Sophisticated Clients Still Need Reasonable Care and Skill Image

Sophisticated Clients Still Need Reasonable Care and Skill


With sophisticated clients, the temptation may be there to think that they don’t need your advice as a real estate professional as those clients know the ins and outs of agency, real estate buying and selling, and deals get done. But is that really the case?

In a recent British Columbia court case, Creswell Investments Ltd. v. Pavone, 2011 BCSC 1069, a sophisticated commercial buyer (the plaintiff) purchased a property that included a mezzanine. The mezzanine was constructed without the proper building permits, which the buyer testified he did not discover until approximately three years later when he had to spend $32,286.01 to bring the mezzanine into municipal compliance. The buyer sued the seller for non-disclosure of what he believed was a latent defect, not discoverable through a reasonable inspection.

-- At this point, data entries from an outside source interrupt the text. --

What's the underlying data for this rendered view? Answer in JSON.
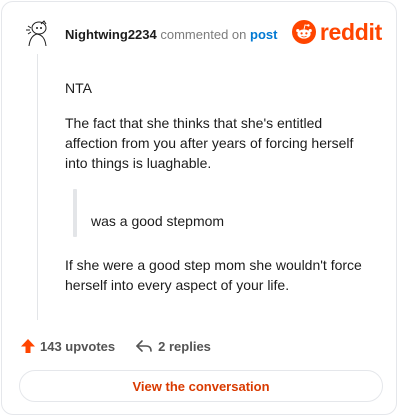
{
  "header": {
    "username": "Nightwing2234",
    "commented_text": "commented on",
    "post_link": "post"
  },
  "brand": {
    "logo_text": "reddit",
    "accent": "#ff4500"
  },
  "comment": {
    "paragraph_1": "NTA",
    "paragraph_2": "The fact that she thinks that she's entitled affection from you after years of forcing herself into things is luaghable.",
    "quote": "was a good stepmom",
    "paragraph_3": "If she were a good step mom she wouldn't force herself into every aspect of your life."
  },
  "footer": {
    "upvotes": "143 upvotes",
    "replies": "2 replies",
    "upvote_icon": "upvote-arrow-icon",
    "reply_icon": "reply-arrow-icon"
  },
  "cta": {
    "label": "View the conversation"
  }
}
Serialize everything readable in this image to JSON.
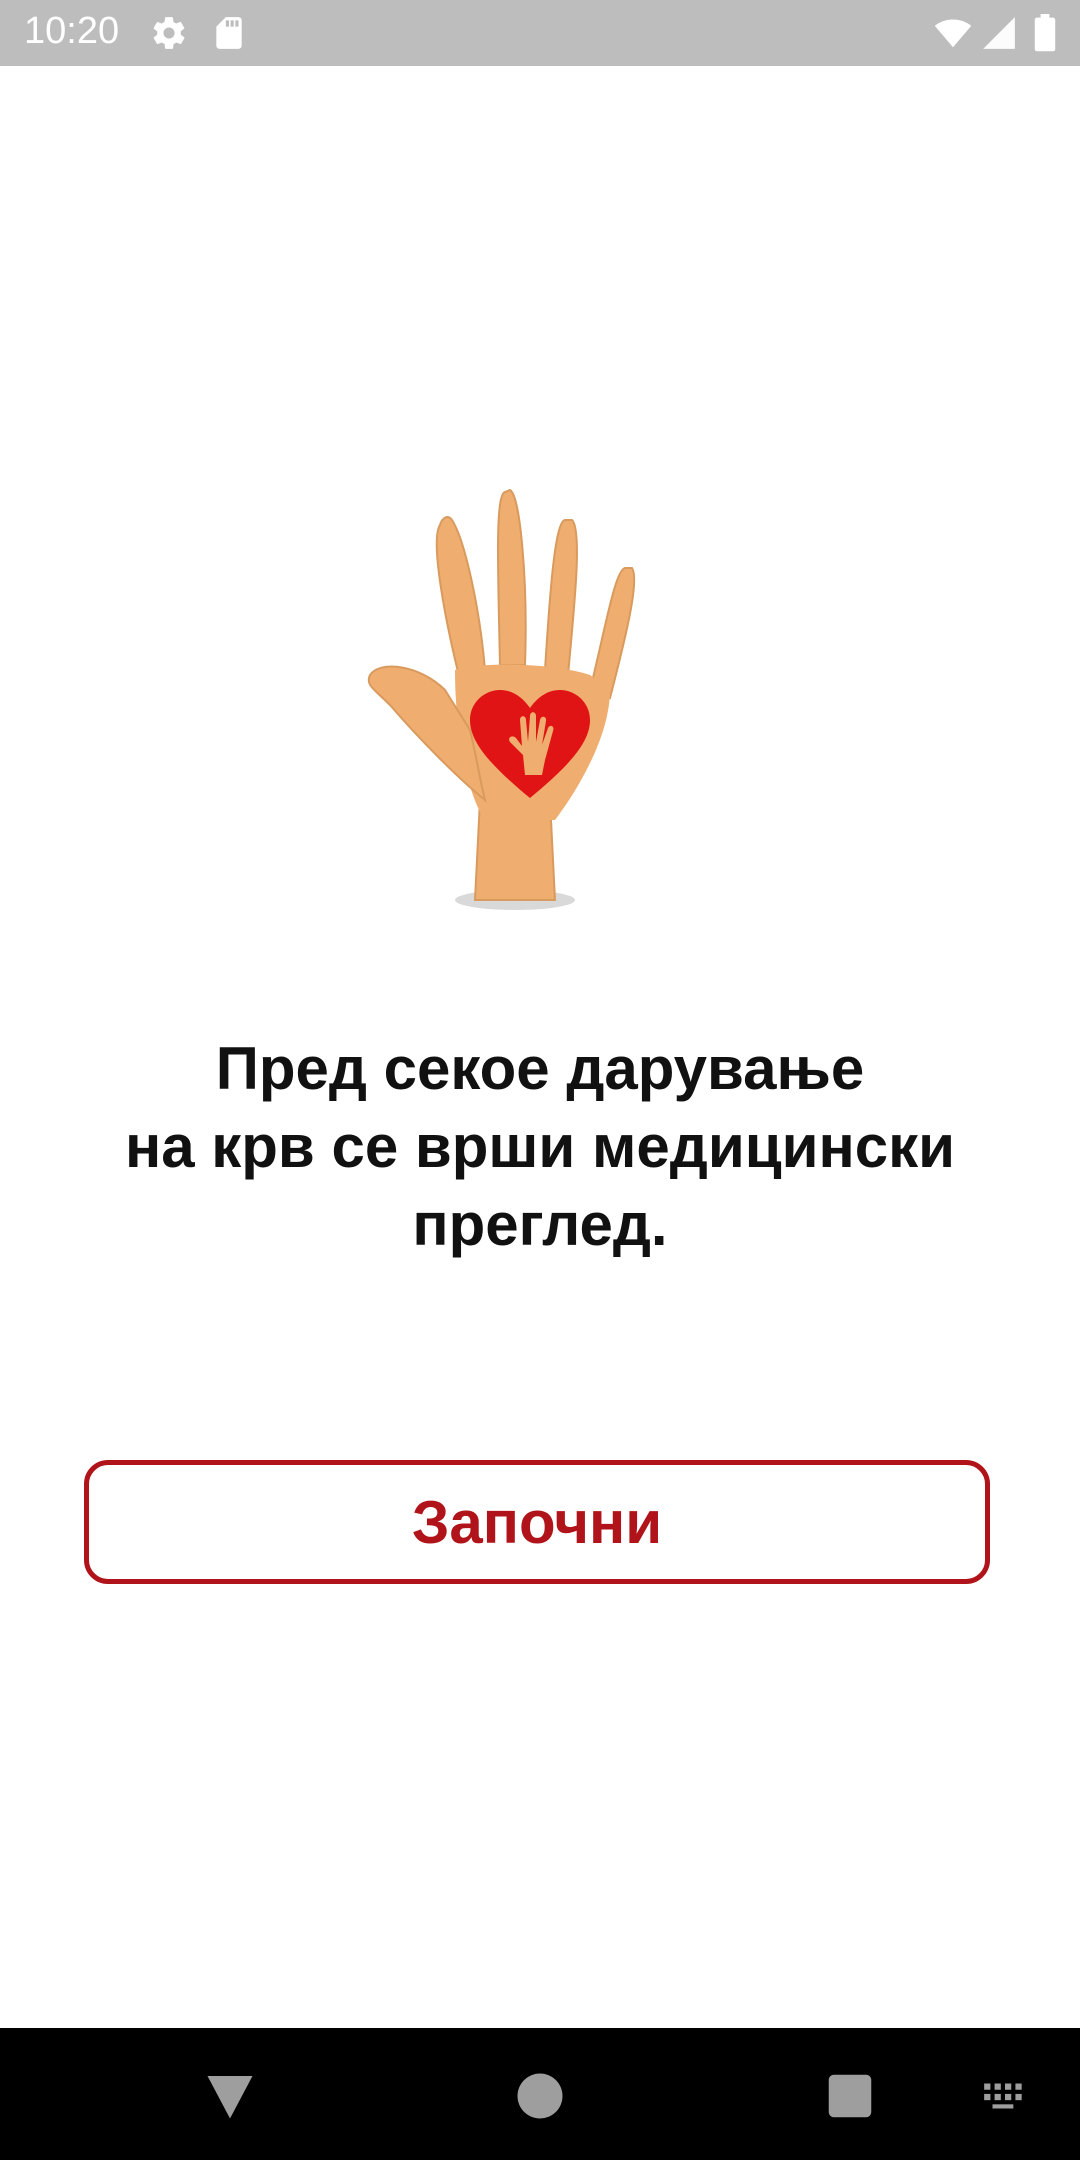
{
  "status_bar": {
    "time": "10:20",
    "icons": [
      "gear-icon",
      "sd-card-icon",
      "wifi-icon",
      "signal-icon",
      "battery-icon"
    ]
  },
  "illustration": {
    "icon": "hand-with-heart-icon"
  },
  "message": {
    "text": "Пред секое дарување\nна крв се врши медицински\nпреглед."
  },
  "start_button": {
    "label": "Започни"
  },
  "nav_bar": {
    "icons": [
      "back-icon",
      "home-icon",
      "recents-icon",
      "keyboard-icon"
    ]
  },
  "colors": {
    "accent": "#b0141a",
    "status_bar": "#bdbdbd",
    "nav_bar": "#000000",
    "heart": "#e01414",
    "skin": "#f0ad70"
  }
}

In this case, the plaintiff’s real estate industry representative had acted as a buyer’s agent for a different buyer on the adjacent property one month earlier, which was the same as the subject project and also contained a non-compliant mezzanine. In that purchase, the contract included an addendum stating the mezzanine may or may not require City permits. The buyer in that purchase requested a standard form Property Disclosure Statement, which includes a question as to whether the vendor is aware of any additions or alterations made without a required permit. In response, the vendor checked the box “yes” and handwrote the word “mezzanine.”

However, in the purchase at issue before the Court, the plaintiff buyer did not request a Property Disclosure Statement and the defendant seller did not provide one. The buyer received permission from the seller to view the property’s file with the city, and was given the contact information of the mezzanine’s manufacturer within two days of the request, but there was no evidence provided to the court about what use, if any, was made of them. The plaintiff’s real estate industry professional did not suggest that the plaintiff request a Property Disclosure Statement nor did the industry professional advise his buyer client of the non-compliant mezzanine on the adjacent property. Ultimately, the court dismissed the plaintiff’s claim against the seller, in part, because the unauthorized status of the mezzanine was readily discoverable on reasonable inquiry and is therefore a patent defect to which the doctrine of caveat emptor (buyer beware) applies.

In Alberta, section 58 of the Real Estate Act Rules, requires that an industry professional in sole agency with a buyer exercise reasonable care and skill; take reasonable steps to discover relevant facts pertaining to any property for which the buyer is considering making an offer; and disclose, in a timely manner, to the buyer all relevant facts known to the industry member affecting a property or transaction. In this case, the buyer’s (plaintiff’s) real estate representative was not a party to the proceedings and the court dismissed the plaintiff’s claim against the vendor.

Had this case taken place in Alberta, do you think the buyer might have legal recourse regarding the lack of reasonable care and skill from his industry professional?